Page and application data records
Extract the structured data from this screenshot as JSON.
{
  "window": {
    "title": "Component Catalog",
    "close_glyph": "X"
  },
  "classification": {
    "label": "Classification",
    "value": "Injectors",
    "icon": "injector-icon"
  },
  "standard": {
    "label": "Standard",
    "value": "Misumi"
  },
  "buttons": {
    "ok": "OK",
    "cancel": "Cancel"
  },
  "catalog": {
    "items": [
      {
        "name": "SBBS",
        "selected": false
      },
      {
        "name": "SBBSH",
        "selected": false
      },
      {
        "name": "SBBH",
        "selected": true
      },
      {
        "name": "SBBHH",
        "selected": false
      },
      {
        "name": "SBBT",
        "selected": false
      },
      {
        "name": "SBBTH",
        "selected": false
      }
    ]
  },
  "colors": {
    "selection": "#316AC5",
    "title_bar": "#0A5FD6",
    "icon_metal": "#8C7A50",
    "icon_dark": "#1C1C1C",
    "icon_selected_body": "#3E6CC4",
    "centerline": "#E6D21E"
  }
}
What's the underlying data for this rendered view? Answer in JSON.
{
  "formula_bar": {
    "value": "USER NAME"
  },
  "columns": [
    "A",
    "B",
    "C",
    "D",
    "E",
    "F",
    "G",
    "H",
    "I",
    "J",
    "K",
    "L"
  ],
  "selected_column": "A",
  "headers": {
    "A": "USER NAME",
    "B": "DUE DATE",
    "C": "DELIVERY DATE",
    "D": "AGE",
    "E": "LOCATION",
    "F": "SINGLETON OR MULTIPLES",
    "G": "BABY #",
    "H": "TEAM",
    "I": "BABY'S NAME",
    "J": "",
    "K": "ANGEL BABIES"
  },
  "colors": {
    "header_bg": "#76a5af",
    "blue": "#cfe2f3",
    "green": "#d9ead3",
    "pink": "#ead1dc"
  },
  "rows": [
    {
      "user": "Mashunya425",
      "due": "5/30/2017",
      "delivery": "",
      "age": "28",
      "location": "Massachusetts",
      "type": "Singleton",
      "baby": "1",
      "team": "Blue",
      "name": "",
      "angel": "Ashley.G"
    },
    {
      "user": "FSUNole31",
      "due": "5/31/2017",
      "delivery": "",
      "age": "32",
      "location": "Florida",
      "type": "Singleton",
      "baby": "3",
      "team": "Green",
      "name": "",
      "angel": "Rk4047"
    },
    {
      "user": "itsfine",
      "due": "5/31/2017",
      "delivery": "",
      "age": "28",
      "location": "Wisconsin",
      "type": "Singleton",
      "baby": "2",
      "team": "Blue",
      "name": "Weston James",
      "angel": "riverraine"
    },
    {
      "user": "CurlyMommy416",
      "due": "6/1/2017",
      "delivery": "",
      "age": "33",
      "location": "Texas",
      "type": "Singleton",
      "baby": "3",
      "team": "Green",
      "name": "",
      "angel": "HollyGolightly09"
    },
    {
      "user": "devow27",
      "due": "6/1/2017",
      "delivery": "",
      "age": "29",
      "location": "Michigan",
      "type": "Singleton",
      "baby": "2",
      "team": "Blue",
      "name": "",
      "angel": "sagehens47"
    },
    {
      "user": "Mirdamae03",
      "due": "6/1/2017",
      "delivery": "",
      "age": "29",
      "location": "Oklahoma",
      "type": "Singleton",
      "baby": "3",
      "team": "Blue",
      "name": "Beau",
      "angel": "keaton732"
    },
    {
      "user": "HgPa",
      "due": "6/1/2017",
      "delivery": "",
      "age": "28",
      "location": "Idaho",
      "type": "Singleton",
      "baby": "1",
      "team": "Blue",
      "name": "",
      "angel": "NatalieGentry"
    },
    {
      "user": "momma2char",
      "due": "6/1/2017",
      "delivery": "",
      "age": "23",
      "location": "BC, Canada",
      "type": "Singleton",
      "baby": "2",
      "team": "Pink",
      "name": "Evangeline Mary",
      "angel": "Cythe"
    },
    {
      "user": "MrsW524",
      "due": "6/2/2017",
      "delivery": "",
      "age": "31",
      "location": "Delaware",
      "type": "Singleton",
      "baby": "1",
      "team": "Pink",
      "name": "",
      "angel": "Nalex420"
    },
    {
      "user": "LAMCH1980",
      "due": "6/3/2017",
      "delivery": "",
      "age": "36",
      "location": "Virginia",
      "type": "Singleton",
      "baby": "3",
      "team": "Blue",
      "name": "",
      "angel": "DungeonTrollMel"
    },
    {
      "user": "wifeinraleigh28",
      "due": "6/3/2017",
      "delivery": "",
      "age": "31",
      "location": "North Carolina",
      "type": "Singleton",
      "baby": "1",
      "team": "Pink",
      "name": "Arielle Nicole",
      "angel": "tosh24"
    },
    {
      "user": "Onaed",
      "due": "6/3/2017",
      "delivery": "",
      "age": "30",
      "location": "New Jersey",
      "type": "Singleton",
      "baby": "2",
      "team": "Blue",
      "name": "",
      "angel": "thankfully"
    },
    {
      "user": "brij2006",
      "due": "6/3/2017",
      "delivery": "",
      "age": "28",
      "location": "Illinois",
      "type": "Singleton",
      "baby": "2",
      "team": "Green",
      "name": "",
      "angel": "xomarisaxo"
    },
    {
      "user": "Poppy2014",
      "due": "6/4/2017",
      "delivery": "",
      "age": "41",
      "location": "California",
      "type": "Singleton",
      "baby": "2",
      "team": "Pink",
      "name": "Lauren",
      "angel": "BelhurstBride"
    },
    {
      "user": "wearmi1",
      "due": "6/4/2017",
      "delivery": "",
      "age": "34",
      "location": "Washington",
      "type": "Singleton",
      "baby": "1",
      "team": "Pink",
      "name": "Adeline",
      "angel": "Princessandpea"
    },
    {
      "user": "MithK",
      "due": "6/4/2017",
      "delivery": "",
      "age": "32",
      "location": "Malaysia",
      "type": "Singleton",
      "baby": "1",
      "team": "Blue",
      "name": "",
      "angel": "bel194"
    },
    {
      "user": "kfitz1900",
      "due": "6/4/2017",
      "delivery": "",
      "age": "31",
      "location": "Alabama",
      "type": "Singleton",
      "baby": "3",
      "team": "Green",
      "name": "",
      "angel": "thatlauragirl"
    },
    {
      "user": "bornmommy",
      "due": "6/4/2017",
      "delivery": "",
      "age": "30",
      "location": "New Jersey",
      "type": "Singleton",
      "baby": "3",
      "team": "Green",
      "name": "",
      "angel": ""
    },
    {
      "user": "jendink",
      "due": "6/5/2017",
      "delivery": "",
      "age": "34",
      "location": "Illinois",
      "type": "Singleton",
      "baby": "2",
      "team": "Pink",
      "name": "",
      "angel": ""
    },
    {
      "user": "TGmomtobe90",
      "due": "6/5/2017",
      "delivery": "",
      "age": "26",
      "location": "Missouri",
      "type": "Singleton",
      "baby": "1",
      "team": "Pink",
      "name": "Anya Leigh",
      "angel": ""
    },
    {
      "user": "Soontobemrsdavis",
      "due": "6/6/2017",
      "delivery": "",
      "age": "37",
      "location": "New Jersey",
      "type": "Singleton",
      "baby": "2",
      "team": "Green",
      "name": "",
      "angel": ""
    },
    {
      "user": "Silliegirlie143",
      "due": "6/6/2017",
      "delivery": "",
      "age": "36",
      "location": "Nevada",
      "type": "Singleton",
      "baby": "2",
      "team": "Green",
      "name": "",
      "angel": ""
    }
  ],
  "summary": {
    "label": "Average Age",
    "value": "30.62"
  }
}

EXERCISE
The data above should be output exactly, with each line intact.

SOLUTION FOR THIS PROBLEM
Extract the structured data from this screenshot as JSON.
{
  "window": {
    "title": "Component Catalog",
    "close_glyph": "X"
  },
  "classification": {
    "label": "Classification",
    "value": "Injectors",
    "icon": "injector-icon"
  },
  "standard": {
    "label": "Standard",
    "value": "Misumi"
  },
  "buttons": {
    "ok": "OK",
    "cancel": "Cancel"
  },
  "catalog": {
    "items": [
      {
        "name": "SBBS",
        "selected": false
      },
      {
        "name": "SBBSH",
        "selected": false
      },
      {
        "name": "SBBH",
        "selected": true
      },
      {
        "name": "SBBHH",
        "selected": false
      },
      {
        "name": "SBBT",
        "selected": false
      },
      {
        "name": "SBBTH",
        "selected": false
      }
    ]
  },
  "colors": {
    "selection": "#316AC5",
    "title_bar": "#0A5FD6",
    "icon_metal": "#8C7A50",
    "icon_dark": "#1C1C1C",
    "icon_selected_body": "#3E6CC4",
    "centerline": "#E6D21E"
  }
}
What's the underlying data for this rendered view? Answer in JSON.
{
  "formula_bar": {
    "value": "USER NAME"
  },
  "columns": [
    "A",
    "B",
    "C",
    "D",
    "E",
    "F",
    "G",
    "H",
    "I",
    "J",
    "K",
    "L"
  ],
  "selected_column": "A",
  "headers": {
    "A": "USER NAME",
    "B": "DUE DATE",
    "C": "DELIVERY DATE",
    "D": "AGE",
    "E": "LOCATION",
    "F": "SINGLETON OR MULTIPLES",
    "G": "BABY #",
    "H": "TEAM",
    "I": "BABY'S NAME",
    "J": "",
    "K": "ANGEL BABIES"
  },
  "colors": {
    "header_bg": "#76a5af",
    "blue": "#cfe2f3",
    "green": "#d9ead3",
    "pink": "#ead1dc"
  },
  "rows": [
    {
      "user": "Mashunya425",
      "due": "5/30/2017",
      "delivery": "",
      "age": "28",
      "location": "Massachusetts",
      "type": "Singleton",
      "baby": "1",
      "team": "Blue",
      "name": "",
      "angel": "Ashley.G"
    },
    {
      "user": "FSUNole31",
      "due": "5/31/2017",
      "delivery": "",
      "age": "32",
      "location": "Florida",
      "type": "Singleton",
      "baby": "3",
      "team": "Green",
      "name": "",
      "angel": "Rk4047"
    },
    {
      "user": "itsfine",
      "due": "5/31/2017",
      "delivery": "",
      "age": "28",
      "location": "Wisconsin",
      "type": "Singleton",
      "baby": "2",
      "team": "Blue",
      "name": "Weston James",
      "angel": "riverraine"
    },
    {
      "user": "CurlyMommy416",
      "due": "6/1/2017",
      "delivery": "",
      "age": "33",
      "location": "Texas",
      "type": "Singleton",
      "baby": "3",
      "team": "Green",
      "name": "",
      "angel": "HollyGolightly09"
    },
    {
      "user": "devow27",
      "due": "6/1/2017",
      "delivery": "",
      "age": "29",
      "location": "Michigan",
      "type": "Singleton",
      "baby": "2",
      "team": "Blue",
      "name": "",
      "angel": "sagehens47"
    },
    {
      "user": "Mirdamae03",
      "due": "6/1/2017",
      "delivery": "",
      "age": "29",
      "location": "Oklahoma",
      "type": "Singleton",
      "baby": "3",
      "team": "Blue",
      "name": "Beau",
      "angel": "keaton732"
    },
    {
      "user": "HgPa",
      "due": "6/1/2017",
      "delivery": "",
      "age": "28",
      "location": "Idaho",
      "type": "Singleton",
      "baby": "1",
      "team": "Blue",
      "name": "",
      "angel": "NatalieGentry"
    },
    {
      "user": "momma2char",
      "due": "6/1/2017",
      "delivery": "",
      "age": "23",
      "location": "BC, Canada",
      "type": "Singleton",
      "baby": "2",
      "team": "Pink",
      "name": "Evangeline Mary",
      "angel": "Cythe"
    },
    {
      "user": "MrsW524",
      "due": "6/2/2017",
      "delivery": "",
      "age": "31",
      "location": "Delaware",
      "type": "Singleton",
      "baby": "1",
      "team": "Pink",
      "name": "",
      "angel": "Nalex420"
    },
    {
      "user": "LAMCH1980",
      "due": "6/3/2017",
      "delivery": "",
      "age": "36",
      "location": "Virginia",
      "type": "Singleton",
      "baby": "3",
      "team": "Blue",
      "name": "",
      "angel": "DungeonTrollMel"
    },
    {
      "user": "wifeinraleigh28",
      "due": "6/3/2017",
      "delivery": "",
      "age": "31",
      "location": "North Carolina",
      "type": "Singleton",
      "baby": "1",
      "team": "Pink",
      "name": "Arielle Nicole",
      "angel": "tosh24"
    },
    {
      "user": "Onaed",
      "due": "6/3/2017",
      "delivery": "",
      "age": "30",
      "location": "New Jersey",
      "type": "Singleton",
      "baby": "2",
      "team": "Blue",
      "name": "",
      "angel": "thankfully"
    },
    {
      "user": "brij2006",
      "due": "6/3/2017",
      "delivery": "",
      "age": "28",
      "location": "Illinois",
      "type": "Singleton",
      "baby": "2",
      "team": "Green",
      "name": "",
      "angel": "xomarisaxo"
    },
    {
      "user": "Poppy2014",
      "due": "6/4/2017",
      "delivery": "",
      "age": "41",
      "location": "California",
      "type": "Singleton",
      "baby": "2",
      "team": "Pink",
      "name": "Lauren",
      "angel": "BelhurstBride"
    },
    {
      "user": "wearmi1",
      "due": "6/4/2017",
      "delivery": "",
      "age": "34",
      "location": "Washington",
      "type": "Singleton",
      "baby": "1",
      "team": "Pink",
      "name": "Adeline",
      "angel": "Princessandpea"
    },
    {
      "user": "MithK",
      "due": "6/4/2017",
      "delivery": "",
      "age": "32",
      "location": "Malaysia",
      "type": "Singleton",
      "baby": "1",
      "team": "Blue",
      "name": "",
      "angel": "bel194"
    },
    {
      "user": "kfitz1900",
      "due": "6/4/2017",
      "delivery": "",
      "age": "31",
      "location": "Alabama",
      "type": "Singleton",
      "baby": "3",
      "team": "Green",
      "name": "",
      "angel": "thatlauragirl"
    },
    {
      "user": "bornmommy",
      "due": "6/4/2017",
      "delivery": "",
      "age": "30",
      "location": "New Jersey",
      "type": "Singleton",
      "baby": "3",
      "team": "Green",
      "name": "",
      "angel": ""
    },
    {
      "user": "jendink",
      "due": "6/5/2017",
      "delivery": "",
      "age": "34",
      "location": "Illinois",
      "type": "Singleton",
      "baby": "2",
      "team": "Pink",
      "name": "",
      "angel": ""
    },
    {
      "user": "TGmomtobe90",
      "due": "6/5/2017",
      "delivery": "",
      "age": "26",
      "location": "Missouri",
      "type": "Singleton",
      "baby": "1",
      "team": "Pink",
      "name": "Anya Leigh",
      "angel": ""
    },
    {
      "user": "Soontobemrsdavis",
      "due": "6/6/2017",
      "delivery": "",
      "age": "37",
      "location": "New Jersey",
      "type": "Singleton",
      "baby": "2",
      "team": "Green",
      "name": "",
      "angel": ""
    },
    {
      "user": "Silliegirlie143",
      "due": "6/6/2017",
      "delivery": "",
      "age": "36",
      "location": "Nevada",
      "type": "Singleton",
      "baby": "2",
      "team": "Green",
      "name": "",
      "angel": ""
    }
  ],
  "summary": {
    "label": "Average Age",
    "value": "30.62"
  }
}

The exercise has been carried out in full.